**Exercise objective:** Each record is to be given again without alteration.
:: Data for review ::
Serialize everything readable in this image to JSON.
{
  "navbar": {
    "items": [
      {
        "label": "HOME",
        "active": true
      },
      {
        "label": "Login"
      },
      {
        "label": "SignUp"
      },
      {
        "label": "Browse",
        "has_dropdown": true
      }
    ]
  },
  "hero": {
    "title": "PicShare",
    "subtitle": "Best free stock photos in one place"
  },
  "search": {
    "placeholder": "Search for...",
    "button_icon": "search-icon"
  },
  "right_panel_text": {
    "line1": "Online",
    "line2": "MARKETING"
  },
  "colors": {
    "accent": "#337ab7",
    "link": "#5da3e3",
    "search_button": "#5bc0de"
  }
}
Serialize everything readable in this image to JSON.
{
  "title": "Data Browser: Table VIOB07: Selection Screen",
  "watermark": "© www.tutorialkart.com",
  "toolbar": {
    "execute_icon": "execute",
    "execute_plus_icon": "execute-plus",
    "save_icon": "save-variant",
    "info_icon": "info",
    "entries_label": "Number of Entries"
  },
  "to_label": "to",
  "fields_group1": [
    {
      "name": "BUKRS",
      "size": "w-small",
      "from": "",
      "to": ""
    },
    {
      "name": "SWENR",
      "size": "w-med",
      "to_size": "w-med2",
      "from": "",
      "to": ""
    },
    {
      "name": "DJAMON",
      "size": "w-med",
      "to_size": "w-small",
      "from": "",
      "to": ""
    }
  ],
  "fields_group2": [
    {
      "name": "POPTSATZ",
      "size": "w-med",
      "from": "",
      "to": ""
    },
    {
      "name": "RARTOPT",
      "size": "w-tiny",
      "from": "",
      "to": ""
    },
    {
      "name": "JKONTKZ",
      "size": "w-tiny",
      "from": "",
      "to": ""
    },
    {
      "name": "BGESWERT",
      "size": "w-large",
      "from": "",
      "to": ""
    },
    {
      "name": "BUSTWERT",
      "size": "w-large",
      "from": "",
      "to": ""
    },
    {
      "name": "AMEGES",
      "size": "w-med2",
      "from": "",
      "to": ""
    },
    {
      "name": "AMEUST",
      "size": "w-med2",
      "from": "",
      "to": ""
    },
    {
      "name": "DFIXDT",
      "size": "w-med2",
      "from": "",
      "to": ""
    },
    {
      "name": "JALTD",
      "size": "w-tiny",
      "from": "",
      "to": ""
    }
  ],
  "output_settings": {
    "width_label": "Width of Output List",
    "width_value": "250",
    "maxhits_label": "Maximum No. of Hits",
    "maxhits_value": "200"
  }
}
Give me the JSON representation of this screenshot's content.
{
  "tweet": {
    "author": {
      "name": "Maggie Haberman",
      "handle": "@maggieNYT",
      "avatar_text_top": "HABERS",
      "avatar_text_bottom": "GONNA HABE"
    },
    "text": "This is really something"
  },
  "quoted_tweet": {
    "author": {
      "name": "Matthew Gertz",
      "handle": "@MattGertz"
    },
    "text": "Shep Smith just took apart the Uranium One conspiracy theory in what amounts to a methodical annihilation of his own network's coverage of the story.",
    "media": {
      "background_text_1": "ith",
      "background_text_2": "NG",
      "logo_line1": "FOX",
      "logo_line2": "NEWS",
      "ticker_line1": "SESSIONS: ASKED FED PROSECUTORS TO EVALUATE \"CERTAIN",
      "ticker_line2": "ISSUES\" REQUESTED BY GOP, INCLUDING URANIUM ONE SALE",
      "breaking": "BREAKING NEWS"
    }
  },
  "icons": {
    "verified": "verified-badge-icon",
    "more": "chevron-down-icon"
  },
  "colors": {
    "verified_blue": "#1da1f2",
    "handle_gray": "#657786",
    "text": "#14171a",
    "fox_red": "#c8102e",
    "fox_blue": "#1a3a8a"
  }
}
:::
**Reply to the task:**
Serialize everything readable in this image to JSON.
{
  "navbar": {
    "items": [
      {
        "label": "HOME",
        "active": true
      },
      {
        "label": "Login"
      },
      {
        "label": "SignUp"
      },
      {
        "label": "Browse",
        "has_dropdown": true
      }
    ]
  },
  "hero": {
    "title": "PicShare",
    "subtitle": "Best free stock photos in one place"
  },
  "search": {
    "placeholder": "Search for...",
    "button_icon": "search-icon"
  },
  "right_panel_text": {
    "line1": "Online",
    "line2": "MARKETING"
  },
  "colors": {
    "accent": "#337ab7",
    "link": "#5da3e3",
    "search_button": "#5bc0de"
  }
}
Serialize everything readable in this image to JSON.
{
  "title": "Data Browser: Table VIOB07: Selection Screen",
  "watermark": "© www.tutorialkart.com",
  "toolbar": {
    "execute_icon": "execute",
    "execute_plus_icon": "execute-plus",
    "save_icon": "save-variant",
    "info_icon": "info",
    "entries_label": "Number of Entries"
  },
  "to_label": "to",
  "fields_group1": [
    {
      "name": "BUKRS",
      "size": "w-small",
      "from": "",
      "to": ""
    },
    {
      "name": "SWENR",
      "size": "w-med",
      "to_size": "w-med2",
      "from": "",
      "to": ""
    },
    {
      "name": "DJAMON",
      "size": "w-med",
      "to_size": "w-small",
      "from": "",
      "to": ""
    }
  ],
  "fields_group2": [
    {
      "name": "POPTSATZ",
      "size": "w-med",
      "from": "",
      "to": ""
    },
    {
      "name": "RARTOPT",
      "size": "w-tiny",
      "from": "",
      "to": ""
    },
    {
      "name": "JKONTKZ",
      "size": "w-tiny",
      "from": "",
      "to": ""
    },
    {
      "name": "BGESWERT",
      "size": "w-large",
      "from": "",
      "to": ""
    },
    {
      "name": "BUSTWERT",
      "size": "w-large",
      "from": "",
      "to": ""
    },
    {
      "name": "AMEGES",
      "size": "w-med2",
      "from": "",
      "to": ""
    },
    {
      "name": "AMEUST",
      "size": "w-med2",
      "from": "",
      "to": ""
    },
    {
      "name": "DFIXDT",
      "size": "w-med2",
      "from": "",
      "to": ""
    },
    {
      "name": "JALTD",
      "size": "w-tiny",
      "from": "",
      "to": ""
    }
  ],
  "output_settings": {
    "width_label": "Width of Output List",
    "width_value": "250",
    "maxhits_label": "Maximum No. of Hits",
    "maxhits_value": "200"
  }
}
Give me the JSON representation of this screenshot's content.
{
  "tweet": {
    "author": {
      "name": "Maggie Haberman",
      "handle": "@maggieNYT",
      "avatar_text_top": "HABERS",
      "avatar_text_bottom": "GONNA HABE"
    },
    "text": "This is really something"
  },
  "quoted_tweet": {
    "author": {
      "name": "Matthew Gertz",
      "handle": "@MattGertz"
    },
    "text": "Shep Smith just took apart the Uranium One conspiracy theory in what amounts to a methodical annihilation of his own network's coverage of the story.",
    "media": {
      "background_text_1": "ith",
      "background_text_2": "NG",
      "logo_line1": "FOX",
      "logo_line2": "NEWS",
      "ticker_line1": "SESSIONS: ASKED FED PROSECUTORS TO EVALUATE \"CERTAIN",
      "ticker_line2": "ISSUES\" REQUESTED BY GOP, INCLUDING URANIUM ONE SALE",
      "breaking": "BREAKING NEWS"
    }
  },
  "icons": {
    "verified": "verified-badge-icon",
    "more": "chevron-down-icon"
  },
  "colors": {
    "verified_blue": "#1da1f2",
    "handle_gray": "#657786",
    "text": "#14171a",
    "fox_red": "#c8102e",
    "fox_blue": "#1a3a8a"
  }
}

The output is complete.